Boston seems all but hypnotized by the antics of Shepard Fairey at the ICA these days, so it's good to remember that all around us, all the time, real artists are creating real art that does what art is always supposed to do - challenge, touch, and sustain us. A case in point was last Saturday's concert by the Sarasa Ensemble (above left), with guests Dominique Labelle and Michael Chance, under the auspices of the Boston Early Music Festival (which took the program to New York on Monday). I'm familiar with Labelle and Chance, and thought them an intriguing pairing. The good news was that the Sarasa Ensemble proved equally impressive. The concert was one of the most subtly moving evenings of music I've heard in some time, and provided memories I'll treasure for a good while to come.
Not that there wasn't an interesting aural tension between the three points of this musical triumvirate. The Sarasans (yes, I know that makes them sound like characters from Star Trek) are all about sensitive, intelligent attack, and a daring comfort level with the dissonance that sometimes shadows early music (there were some suspensions between the two violins that I'm not sure ever quite resolved). The vocalists, meanwhile, were operating in two slightly different modes - Ms. Labelle, whose sparkling instrument is as light and radiant now as it was when she was starring in Peter Sellars's Mozart operas twenty years ago, is a kind of power soprano (at least in an intimate setting) who operates within the familiar framework of classical interpretation. Mr. Chance (below right), by way of contrast, is something of a postmodern vocal actor, a countertenor whose voice is less forceful than Ms. Labelle's, but hauntingly gorgeous, and whose real specialty is conjuring mood through intelligent phrasing and highly literate emotion.

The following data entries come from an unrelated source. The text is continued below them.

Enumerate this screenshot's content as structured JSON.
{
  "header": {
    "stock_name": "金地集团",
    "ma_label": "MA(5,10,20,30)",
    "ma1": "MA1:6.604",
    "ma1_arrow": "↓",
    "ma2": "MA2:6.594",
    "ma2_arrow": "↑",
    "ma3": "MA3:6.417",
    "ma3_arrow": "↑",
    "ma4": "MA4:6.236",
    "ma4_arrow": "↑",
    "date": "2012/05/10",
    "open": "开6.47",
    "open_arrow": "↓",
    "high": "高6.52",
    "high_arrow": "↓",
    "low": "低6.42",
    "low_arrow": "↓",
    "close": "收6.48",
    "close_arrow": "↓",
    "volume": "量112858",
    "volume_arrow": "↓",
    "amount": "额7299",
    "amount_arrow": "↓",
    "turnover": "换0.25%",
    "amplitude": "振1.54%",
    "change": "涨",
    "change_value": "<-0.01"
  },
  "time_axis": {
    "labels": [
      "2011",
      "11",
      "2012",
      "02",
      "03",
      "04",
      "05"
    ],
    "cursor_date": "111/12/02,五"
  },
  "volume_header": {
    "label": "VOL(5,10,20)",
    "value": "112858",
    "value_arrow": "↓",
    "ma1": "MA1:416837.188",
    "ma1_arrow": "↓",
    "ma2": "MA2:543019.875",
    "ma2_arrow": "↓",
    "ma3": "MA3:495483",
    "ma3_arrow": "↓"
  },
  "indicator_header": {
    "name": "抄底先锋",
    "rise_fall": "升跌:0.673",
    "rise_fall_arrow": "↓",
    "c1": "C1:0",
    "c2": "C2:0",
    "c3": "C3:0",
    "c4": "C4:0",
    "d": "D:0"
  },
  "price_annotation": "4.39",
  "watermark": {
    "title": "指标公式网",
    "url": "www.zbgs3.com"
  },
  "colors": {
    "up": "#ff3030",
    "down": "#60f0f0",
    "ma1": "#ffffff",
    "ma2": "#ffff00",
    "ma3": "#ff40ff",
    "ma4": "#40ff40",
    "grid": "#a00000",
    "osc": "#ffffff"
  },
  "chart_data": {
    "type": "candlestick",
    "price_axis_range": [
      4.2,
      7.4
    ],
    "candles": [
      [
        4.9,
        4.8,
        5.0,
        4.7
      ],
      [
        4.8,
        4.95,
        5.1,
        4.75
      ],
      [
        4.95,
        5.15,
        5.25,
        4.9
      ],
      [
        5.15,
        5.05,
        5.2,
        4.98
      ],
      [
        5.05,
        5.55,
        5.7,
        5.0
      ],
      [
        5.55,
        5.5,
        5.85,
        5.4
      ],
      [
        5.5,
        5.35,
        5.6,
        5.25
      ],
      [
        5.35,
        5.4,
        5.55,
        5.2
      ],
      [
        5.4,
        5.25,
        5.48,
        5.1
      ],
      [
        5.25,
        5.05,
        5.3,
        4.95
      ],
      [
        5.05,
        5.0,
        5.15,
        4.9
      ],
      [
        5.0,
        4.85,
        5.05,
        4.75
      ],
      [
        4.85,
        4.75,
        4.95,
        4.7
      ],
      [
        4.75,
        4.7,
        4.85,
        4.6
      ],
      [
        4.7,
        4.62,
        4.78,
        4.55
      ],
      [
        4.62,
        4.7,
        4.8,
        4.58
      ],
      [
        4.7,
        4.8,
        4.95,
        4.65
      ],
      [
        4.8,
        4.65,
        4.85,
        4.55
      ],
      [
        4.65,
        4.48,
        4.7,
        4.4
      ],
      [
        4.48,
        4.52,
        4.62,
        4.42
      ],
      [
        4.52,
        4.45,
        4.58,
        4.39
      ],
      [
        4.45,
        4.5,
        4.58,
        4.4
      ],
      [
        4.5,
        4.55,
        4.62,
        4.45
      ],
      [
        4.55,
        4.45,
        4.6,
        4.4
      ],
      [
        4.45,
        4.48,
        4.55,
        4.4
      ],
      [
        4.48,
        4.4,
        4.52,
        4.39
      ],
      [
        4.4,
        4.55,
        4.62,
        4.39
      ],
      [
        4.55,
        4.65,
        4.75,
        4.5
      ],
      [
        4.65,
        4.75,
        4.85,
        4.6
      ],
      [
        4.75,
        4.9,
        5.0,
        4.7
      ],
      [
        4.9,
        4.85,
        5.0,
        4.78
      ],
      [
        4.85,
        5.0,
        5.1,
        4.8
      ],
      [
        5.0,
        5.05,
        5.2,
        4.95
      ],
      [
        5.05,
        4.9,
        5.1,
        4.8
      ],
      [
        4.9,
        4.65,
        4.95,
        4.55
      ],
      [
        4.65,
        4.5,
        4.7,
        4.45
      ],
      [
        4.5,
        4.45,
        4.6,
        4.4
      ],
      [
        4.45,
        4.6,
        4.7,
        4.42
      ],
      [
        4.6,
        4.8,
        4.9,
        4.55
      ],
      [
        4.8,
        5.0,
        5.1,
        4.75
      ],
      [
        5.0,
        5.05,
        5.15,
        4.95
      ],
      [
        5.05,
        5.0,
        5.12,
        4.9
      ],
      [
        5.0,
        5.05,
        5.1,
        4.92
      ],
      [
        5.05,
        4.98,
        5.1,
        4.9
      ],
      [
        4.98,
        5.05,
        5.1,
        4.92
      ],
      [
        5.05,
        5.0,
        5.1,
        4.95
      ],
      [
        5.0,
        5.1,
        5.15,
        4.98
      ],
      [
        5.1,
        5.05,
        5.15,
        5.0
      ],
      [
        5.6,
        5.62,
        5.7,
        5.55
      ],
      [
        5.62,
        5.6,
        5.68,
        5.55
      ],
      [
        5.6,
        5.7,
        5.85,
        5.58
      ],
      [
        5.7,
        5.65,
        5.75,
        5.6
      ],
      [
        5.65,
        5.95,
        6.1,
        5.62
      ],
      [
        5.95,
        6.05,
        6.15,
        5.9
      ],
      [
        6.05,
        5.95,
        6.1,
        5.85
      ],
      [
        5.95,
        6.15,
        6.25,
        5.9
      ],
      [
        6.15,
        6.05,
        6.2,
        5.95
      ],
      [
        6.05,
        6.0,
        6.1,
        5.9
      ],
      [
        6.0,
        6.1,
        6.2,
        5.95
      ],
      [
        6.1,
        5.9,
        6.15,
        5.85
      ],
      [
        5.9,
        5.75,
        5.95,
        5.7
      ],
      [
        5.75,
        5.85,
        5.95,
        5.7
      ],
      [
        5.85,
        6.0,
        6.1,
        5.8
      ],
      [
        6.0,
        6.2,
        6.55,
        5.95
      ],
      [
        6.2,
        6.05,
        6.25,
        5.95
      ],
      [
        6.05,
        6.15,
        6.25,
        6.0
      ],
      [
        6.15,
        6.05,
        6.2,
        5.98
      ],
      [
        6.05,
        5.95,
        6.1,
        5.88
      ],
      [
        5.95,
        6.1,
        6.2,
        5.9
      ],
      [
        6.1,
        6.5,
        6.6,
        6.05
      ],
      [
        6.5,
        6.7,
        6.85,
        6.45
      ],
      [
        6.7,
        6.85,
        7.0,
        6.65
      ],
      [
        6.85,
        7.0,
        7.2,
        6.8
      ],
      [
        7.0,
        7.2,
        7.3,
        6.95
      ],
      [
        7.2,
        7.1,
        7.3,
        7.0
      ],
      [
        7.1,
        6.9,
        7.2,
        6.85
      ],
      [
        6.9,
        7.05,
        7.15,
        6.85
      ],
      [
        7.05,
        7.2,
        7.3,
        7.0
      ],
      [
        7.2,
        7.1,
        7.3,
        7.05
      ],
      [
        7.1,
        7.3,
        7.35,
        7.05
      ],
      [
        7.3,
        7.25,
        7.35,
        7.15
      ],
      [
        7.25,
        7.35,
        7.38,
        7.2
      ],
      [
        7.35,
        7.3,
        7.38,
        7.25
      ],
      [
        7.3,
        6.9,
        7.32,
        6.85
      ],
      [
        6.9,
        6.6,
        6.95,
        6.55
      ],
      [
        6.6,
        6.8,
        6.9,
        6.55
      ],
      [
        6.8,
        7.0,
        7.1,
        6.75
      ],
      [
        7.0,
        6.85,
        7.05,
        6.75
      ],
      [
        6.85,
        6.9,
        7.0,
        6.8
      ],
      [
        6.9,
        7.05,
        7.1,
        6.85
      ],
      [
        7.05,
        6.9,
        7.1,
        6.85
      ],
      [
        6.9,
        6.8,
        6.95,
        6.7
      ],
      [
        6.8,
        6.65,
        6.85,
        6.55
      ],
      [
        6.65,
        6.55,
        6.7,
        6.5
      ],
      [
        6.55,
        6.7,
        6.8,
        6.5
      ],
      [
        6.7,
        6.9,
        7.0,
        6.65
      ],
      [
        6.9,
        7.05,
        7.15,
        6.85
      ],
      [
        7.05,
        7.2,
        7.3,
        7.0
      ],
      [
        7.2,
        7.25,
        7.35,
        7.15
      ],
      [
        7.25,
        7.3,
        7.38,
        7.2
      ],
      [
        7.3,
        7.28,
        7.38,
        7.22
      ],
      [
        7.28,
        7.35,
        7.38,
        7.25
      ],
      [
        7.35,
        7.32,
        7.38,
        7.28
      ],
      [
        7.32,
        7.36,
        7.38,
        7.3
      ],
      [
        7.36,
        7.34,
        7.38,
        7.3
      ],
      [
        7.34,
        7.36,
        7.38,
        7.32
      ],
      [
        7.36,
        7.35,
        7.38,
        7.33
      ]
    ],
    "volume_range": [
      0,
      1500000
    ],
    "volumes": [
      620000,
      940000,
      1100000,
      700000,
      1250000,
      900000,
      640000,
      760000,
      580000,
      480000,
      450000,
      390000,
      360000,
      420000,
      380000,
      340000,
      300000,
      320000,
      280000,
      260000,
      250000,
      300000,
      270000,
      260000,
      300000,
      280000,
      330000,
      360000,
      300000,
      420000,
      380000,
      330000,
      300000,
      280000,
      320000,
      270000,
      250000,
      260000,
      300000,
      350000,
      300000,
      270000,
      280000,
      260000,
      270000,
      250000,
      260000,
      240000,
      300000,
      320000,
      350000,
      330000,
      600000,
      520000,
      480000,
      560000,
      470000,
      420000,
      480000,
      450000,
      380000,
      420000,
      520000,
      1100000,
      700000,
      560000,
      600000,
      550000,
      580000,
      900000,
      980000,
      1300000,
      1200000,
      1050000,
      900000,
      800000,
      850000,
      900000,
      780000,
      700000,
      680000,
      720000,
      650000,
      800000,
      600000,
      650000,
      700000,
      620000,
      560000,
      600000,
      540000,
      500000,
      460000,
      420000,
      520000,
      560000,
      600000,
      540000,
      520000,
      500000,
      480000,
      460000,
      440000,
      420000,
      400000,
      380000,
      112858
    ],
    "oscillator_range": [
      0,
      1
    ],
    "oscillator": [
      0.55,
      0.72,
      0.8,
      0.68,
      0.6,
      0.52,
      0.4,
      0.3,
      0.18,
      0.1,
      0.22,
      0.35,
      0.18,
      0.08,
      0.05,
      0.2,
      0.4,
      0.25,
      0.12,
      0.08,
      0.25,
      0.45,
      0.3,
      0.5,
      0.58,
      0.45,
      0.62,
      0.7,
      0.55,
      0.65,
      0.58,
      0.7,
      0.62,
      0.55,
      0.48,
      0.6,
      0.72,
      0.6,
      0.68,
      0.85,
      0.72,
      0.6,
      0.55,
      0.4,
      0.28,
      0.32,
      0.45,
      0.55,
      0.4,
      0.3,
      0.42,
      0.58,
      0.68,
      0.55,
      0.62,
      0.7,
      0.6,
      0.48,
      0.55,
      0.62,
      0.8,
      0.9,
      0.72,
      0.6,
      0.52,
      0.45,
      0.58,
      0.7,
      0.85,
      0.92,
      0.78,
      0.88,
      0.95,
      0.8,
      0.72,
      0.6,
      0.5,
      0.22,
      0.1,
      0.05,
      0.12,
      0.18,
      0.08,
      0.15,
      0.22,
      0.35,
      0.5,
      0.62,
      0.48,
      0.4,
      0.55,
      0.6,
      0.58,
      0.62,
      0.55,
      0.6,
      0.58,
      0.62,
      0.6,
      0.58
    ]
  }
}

So to put it bluntly, Ms. Labelle was sun, and Mr. Chance shade, in their first duets, which included exquisite performances of selections from Handel's Teseo and his cantata "Tanti strali al sen mi scocchi." Labelle delighted and impressed; Chance beguiled and convinced. But Mr. Chance really came into his own when he went solo, with songs from Purcell's The Fairy Queen, a masque drawn from Shakespeare's A Midsummer Night's Dream. The first thing that struck you about these pieces was that Purcell's librettist was, well, not Shakespeare. The second was that Chance managed to make the songs sound almost as if they were by the Bard, by capturing Purcell's langorous evocation of nightfall precisely, and with startling conviction. I can't think offhand of a more thoughtful vocal performance I've heard in years; it was spellbinding.
The instrumental portions of the first half of the program were no less exciting (harpsichordist Maggie Cole performed with particularly tripping brilliance a little-heard suite of dances from Handel). But these paled next to the intensity of the second half, which was given over to Pergolesi's famous Stabat Mater, his suite of songs that both depict and invoke the stricken Mary at the foot of the Cross. Here the purity of Labelle's tone was piercing - although we sensed her pushing her volume at times, just to show what she could do, as it were. Chance was more circumspect, but perhaps more actually devastating. The piece is itself simultaneously luminous and crushing, and somehow Labelle and Chance seemed to nearly embody this duality; it was hard to imagine a fuller evocation of its terrible vision.